A Mess Turned Message: Why Dr. Seuss Is Someone We Can All Learn From

Some may have been surprised to see the recent discontinuation of selected Dr. Seuss books. A man we knew right when you said his name because of beloved stories such as The Cat In The Hat, Green Eggs and Ham, One Fish, Two Fish, Red Fish, Blue Fish, and Oh, the Places You’ll Go! We celebrated his birthday every year when I was in school by reading his whimsical stories. But stories recently circulated that six of his books would be discontinued in publishing (not banned), by order of his estate due to “portraying people in ways that are hurtful and wrong.” The titles include McElligot’s Pool, Scrambled Eggs Super!, And to Think That I Saw It on Mulberry Street, If I Ran the Zoo, On Beyond Zebra!, and The Cat’s Quizzer. Why exactly were these being pulled from publishing? Mulberry Street was being pulled because of the portrayal of a Chinese character with chopsticks and If I Ran the Zoo for illustrating inappropriate drawings of Asian and African American individuals. What is the true problem behind this, and why are we noticing it now? Did these stories have racially hidden messages? 

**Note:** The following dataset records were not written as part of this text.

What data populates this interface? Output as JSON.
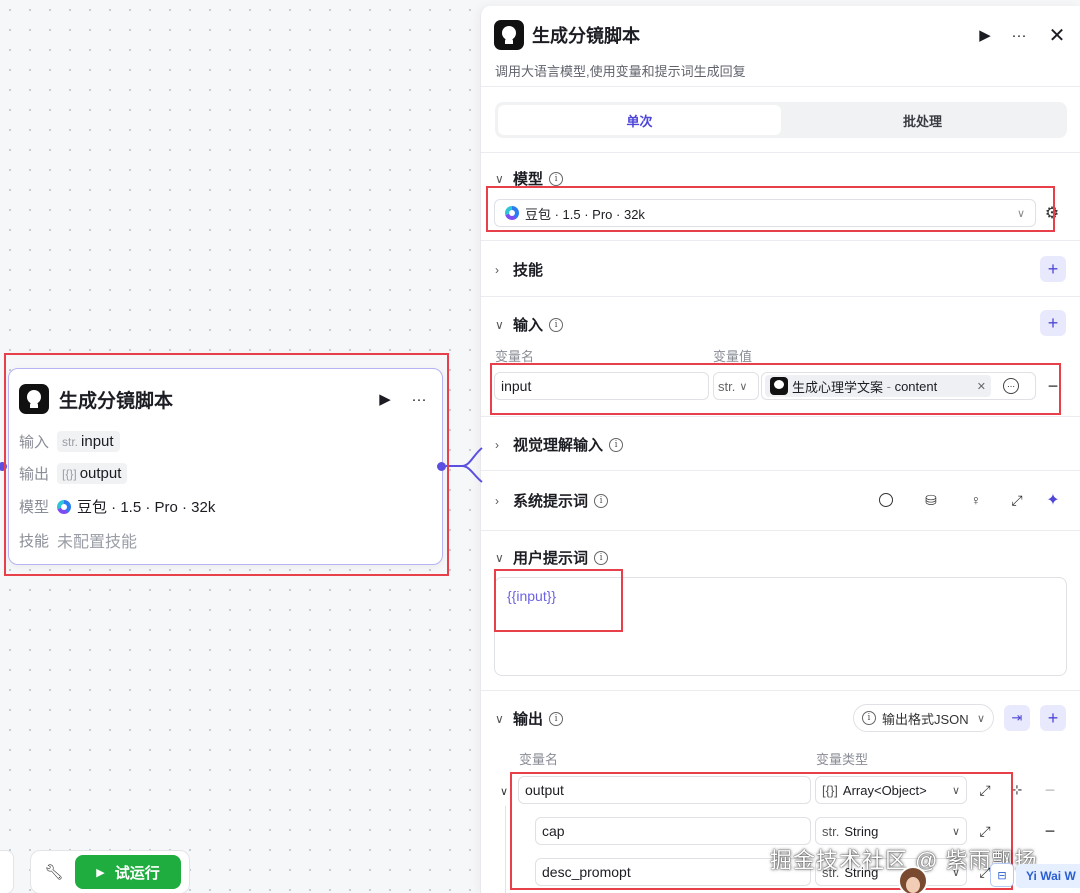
{
  "node": {
    "title": "生成分镜脚本",
    "input_label": "输入",
    "input_type": "str.",
    "input_name": "input",
    "output_label": "输出",
    "output_type": "[{}]",
    "output_name": "output",
    "model_label": "模型",
    "model_value": "豆包 · 1.5 · Pro · 32k",
    "skills_label": "技能",
    "skills_value": "未配置技能"
  },
  "bottom_bar": {
    "run_label": "试运行"
  },
  "panel": {
    "title": "生成分镜脚本",
    "description": "调用大语言模型,使用变量和提示词生成回复",
    "tabs": [
      {
        "label": "单次"
      },
      {
        "label": "批处理"
      }
    ],
    "model": {
      "section_label": "模型",
      "selected": "豆包 · 1.5 · Pro · 32k"
    },
    "skills": {
      "section_label": "技能"
    },
    "input": {
      "section_label": "输入",
      "col_name": "变量名",
      "col_value": "变量值",
      "var_name": "input",
      "var_type": "str.",
      "ref_node": "生成心理学文案",
      "ref_separator": " - ",
      "ref_field": "content"
    },
    "visual_input": {
      "section_label": "视觉理解输入"
    },
    "system_prompt": {
      "section_label": "系统提示词"
    },
    "user_prompt": {
      "section_label": "用户提示词",
      "text": "{{input}}"
    },
    "output": {
      "section_label": "输出",
      "format_label": "输出格式JSON",
      "col_name": "变量名",
      "col_type": "变量类型",
      "rows": [
        {
          "name": "output",
          "type_prefix": "[{}]",
          "type": "Array<Object>"
        },
        {
          "name": "cap",
          "type_prefix": "str.",
          "type": "String"
        },
        {
          "name": "desc_promopt",
          "type_prefix": "str.",
          "type": "String"
        }
      ]
    }
  },
  "watermark": "掘金技术社区 @ 紫雨飘扬",
  "user_tag": "Yi Wai W",
  "colors": {
    "accent": "#4e46d8",
    "run_green": "#1fad3f",
    "highlight_red": "#e8404a",
    "node_border": "#b6b4f3"
  }
}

woman in library Photo by Eliabe Costa from Unsplash

Dr. Seuss is also known as Theodor Geisel, and 700 million copies of his children’s books were sold. Before this time, he was known for cartoons that would be considered completely inappropriate for our time now. Back then this was not as appropriate, but sadly, more common. More scholars remember him for his racism in his wartime political cartoons he created and when Geisel attempted to apologize, it was not very well received. In an interview that I watched on CNN, Philip Nel, a professor at Kansas State University and an author known for his book “Was the Cat in the Hat Black?” had an interesting response to if Dr. Seuss was truly a racist human being and if he had malicious intent behind his books. Philip stated, “racism or behavior in ways that support racism don’t have to come out of malice – they are perfectly nice people who inadvertently do racist things.” In response to this, self-awareness is the first thing that pops into my mind. There are so many things that could be offensive to many different cultures that you may not be completely aware of. Philip thought that Seuss was obviously trying to “accentuate the exotic” but not in a malicious way. It may have been a source of humor for him, but ethically and nationally, it was wrong.

Seuss passed away in 1991, but is it fair for us to make all these assumptions when this man is not here to speak for himself? We all know the world is not like it was decades ago. We are evolving and ever-changing, but let us not forget that books are an important part of how we learn, and by learning subjects that might be uncomfortable or controversial, we are teaching our children right from wrong and exposing them to the not-so-perfect world. In a NY Times article, Philip Nel was again quoted saying, “There are parts of his legacy one should honor and parts of his legacy that one should not.”  We should not ignore what is surely wrong with what Dr. Seuss produced, but we should also not discredit the good he has brought into the world through the magic of his children’s books. In the same article, a bookstore co-owner of Hicklebee’s Bookstore in San Jose, California said that pulling a book altogether for political reasons made her feel uncomfortable. To further add to this, she stated, “I think when there is something in a book that you find offensive, what a great teaching opportunity...We all have a choice whether to buy it or not.” 

Remember this, many of the books that might have been on your required reading lists for middle school, high school, or even college may have been pushing the racial sensitivity boundary. What if we never read these books, how would we know about the past or other cultures? How would we learn the difference between right and wrong in this world? It is never okay to be racially insensitive, but it also is not okay to attempt to erase the past from our minds.